German military procurement officer arrested on suspicion of spying for Russia
The arrest of an officer in the procurement agency of the Bundeswehr, Germany’s armed forces, on suspicion of spying for Russia, was announced on Wednesday by prosecutors and the country’s justice minister.
The man, identified as Thomas H, was described as an employee at the Office for Equipment, Information Technology and Utilization (BAAINBw) based in Koblenz in western Germany.
He is accused of having proactively contacted the Russian consulate in Bonn — an hour north of Koblenz — and the Russian Embassy in Berlin several times since May of this year “on his own initiative” to offer sensitive information he had access to as part of his role in the military.
“On one occasion, he passed on information he had obtained in the course of his professional activities for the purpose of forwarding it to a Russian intelligence service,” said the prosecutor's office.
BAAINBw is responsible for German military equipment procurement, including weapons and IT systems. It recently celebrated the “record time” it took for approval of its procurement of 18 replacement Leopard 2 A6 tanks sent to Ukraine.
Prosecutors said the man’s home and workplace were searched as a result of a warrant issued in July, before a judge on Wednesday unsealed the warrant and remanded the man in custody.
Although it was not clear from the official statement whether the accused was a civilian employee of BAAINBw or a military officer, Germany’s minister for justice Marco Buschmann identified him as “a German officer who is strongly suspected of having worked for a foreign secret service” on social media.
It follows the arrest last December of an employee at Germany's foreign intelligence service on suspicion of treason and spying for Russia.
Prosecutors did not reveal what information the man was accused of providing to Russia. Alongside its procurement work, BAAINBw is also responsible for providing the technical analysis of foreign defense materiel and providing equipment aid for non-NATO countries.

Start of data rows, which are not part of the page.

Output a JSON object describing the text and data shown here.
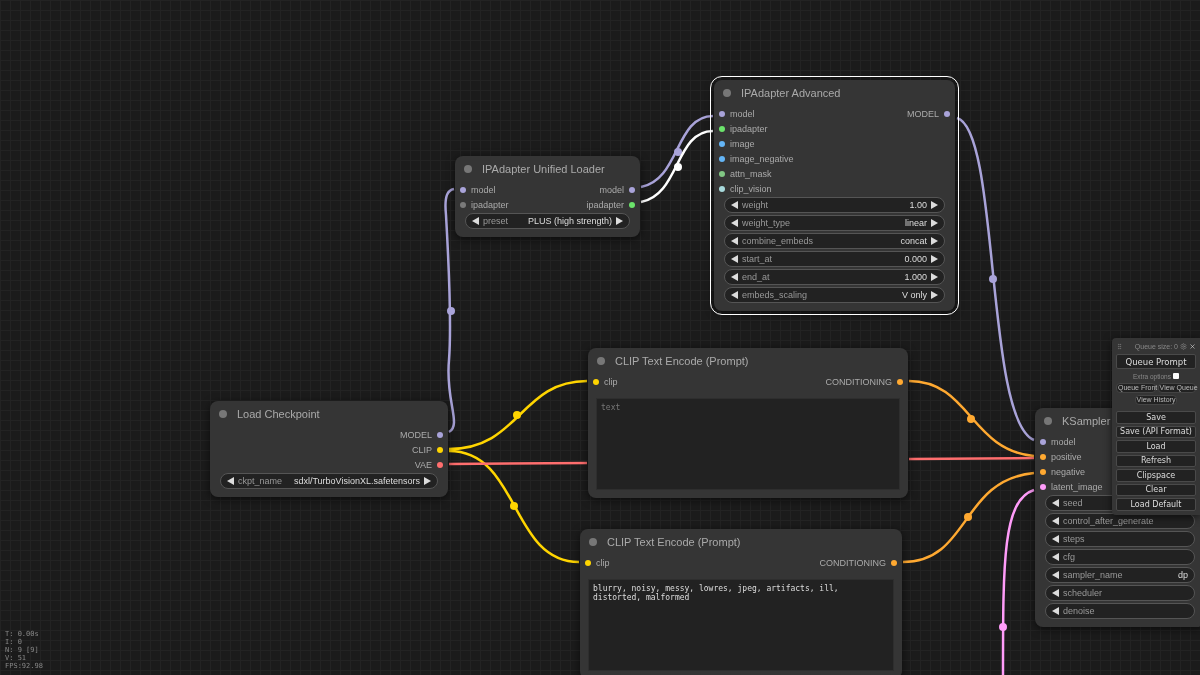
{
  "nodes": [
    {
      "title": "IPAdapter Unified Loader",
      "selected": false,
      "inputs": [
        {
          "label": "model",
          "color": "#a9a3d9"
        },
        {
          "label": "ipadapter",
          "color": "#7a7a7a"
        }
      ],
      "outputs": [
        {
          "label": "model",
          "color": "#a9a3d9"
        },
        {
          "label": "ipadapter",
          "color": "#6be36b"
        }
      ],
      "widgets": [
        {
          "label": "preset",
          "value": "PLUS (high strength)"
        }
      ]
    },
    {
      "title": "IPAdapter Advanced",
      "selected": true,
      "inputs": [
        {
          "label": "model",
          "color": "#a9a3d9"
        },
        {
          "label": "ipadapter",
          "color": "#6be36b"
        },
        {
          "label": "image",
          "color": "#64b5f6"
        },
        {
          "label": "image_negative",
          "color": "#64b5f6"
        },
        {
          "label": "attn_mask",
          "color": "#81c784"
        },
        {
          "label": "clip_vision",
          "color": "#a8dadc"
        }
      ],
      "outputs": [
        {
          "label": "MODEL",
          "color": "#a9a3d9"
        }
      ],
      "widgets": [
        {
          "label": "weight",
          "value": "1.00"
        },
        {
          "label": "weight_type",
          "value": "linear"
        },
        {
          "label": "combine_embeds",
          "value": "concat"
        },
        {
          "label": "start_at",
          "value": "0.000"
        },
        {
          "label": "end_at",
          "value": "1.000"
        },
        {
          "label": "embeds_scaling",
          "value": "V only"
        }
      ]
    },
    {
      "title": "Load Checkpoint",
      "selected": false,
      "outputs": [
        {
          "label": "MODEL",
          "color": "#a9a3d9"
        },
        {
          "label": "CLIP",
          "color": "#ffd500"
        },
        {
          "label": "VAE",
          "color": "#ff6e6e"
        }
      ],
      "widgets": [
        {
          "label": "ckpt_name",
          "value": "sdxl/TurboVisionXL.safetensors"
        }
      ]
    },
    {
      "title": "CLIP Text Encode (Prompt)",
      "selected": false,
      "inputs": [
        {
          "label": "clip",
          "color": "#ffd500"
        }
      ],
      "outputs": [
        {
          "label": "CONDITIONING",
          "color": "#ffa931"
        }
      ],
      "textarea": {
        "placeholder": "text"
      }
    },
    {
      "title": "CLIP Text Encode (Prompt)",
      "selected": false,
      "inputs": [
        {
          "label": "clip",
          "color": "#ffd500"
        }
      ],
      "outputs": [
        {
          "label": "CONDITIONING",
          "color": "#ffa931"
        }
      ],
      "textarea": {
        "value": "blurry, noisy, messy, lowres, jpeg, artifacts, ill, distorted, malformed"
      }
    },
    {
      "title": "KSampler",
      "selected": false,
      "clipped": true,
      "inputs": [
        {
          "label": "model",
          "color": "#a9a3d9"
        },
        {
          "label": "positive",
          "color": "#ffa931"
        },
        {
          "label": "negative",
          "color": "#ffa931"
        },
        {
          "label": "latent_image",
          "color": "#ff9cf9"
        }
      ],
      "widgets": [
        {
          "label": "seed"
        },
        {
          "label": "control_after_generate"
        },
        {
          "label": "steps"
        },
        {
          "label": "cfg"
        },
        {
          "label": "sampler_name",
          "value": "dp"
        },
        {
          "label": "scheduler"
        },
        {
          "label": "denoise"
        }
      ]
    }
  ],
  "menu": {
    "queue_size": "Queue size: 0",
    "queue_button": "Queue Prompt",
    "extra_options": {
      "label": "Extra options",
      "checked": false
    },
    "small_buttons": [
      "Queue Front",
      "View Queue",
      "View History"
    ],
    "buttons": [
      "Save",
      "Save (API Format)",
      "Load",
      "Refresh",
      "Clipspace",
      "Clear",
      "Load Default"
    ]
  },
  "stats": [
    "T: 0.00s",
    "I: 0",
    "N: 9 [9]",
    "V: 51",
    "FPS:92.98"
  ]
}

Germany has provided a substantial amount of military materiel to Ukraine since the Russian invasion last February, and expelled 40 diplomats last year following the discovery of mass graves of civilians in Bucha.
The recent expulsions of Russian diplomats across Europe — estimated by the head of Britain’s MI6 to include 400 intelligence officers working under diplomatic cover — is believed to have undermined the country’s intelligence work.
Experts have warned that Russia may make more use of its cyber capabilities for industrial espionage as a result of these setbacks to its human intelligence networks, noting a speech by Vladimir Putin to the country’s foreign intelligence service calling for them to help mitigate sanctions.
Alexander Martin is the UK Editor for Recorded Future News. He was previously a technology reporter for Sky News and is also a fellow at the European Cyber Conflict Research Initiative.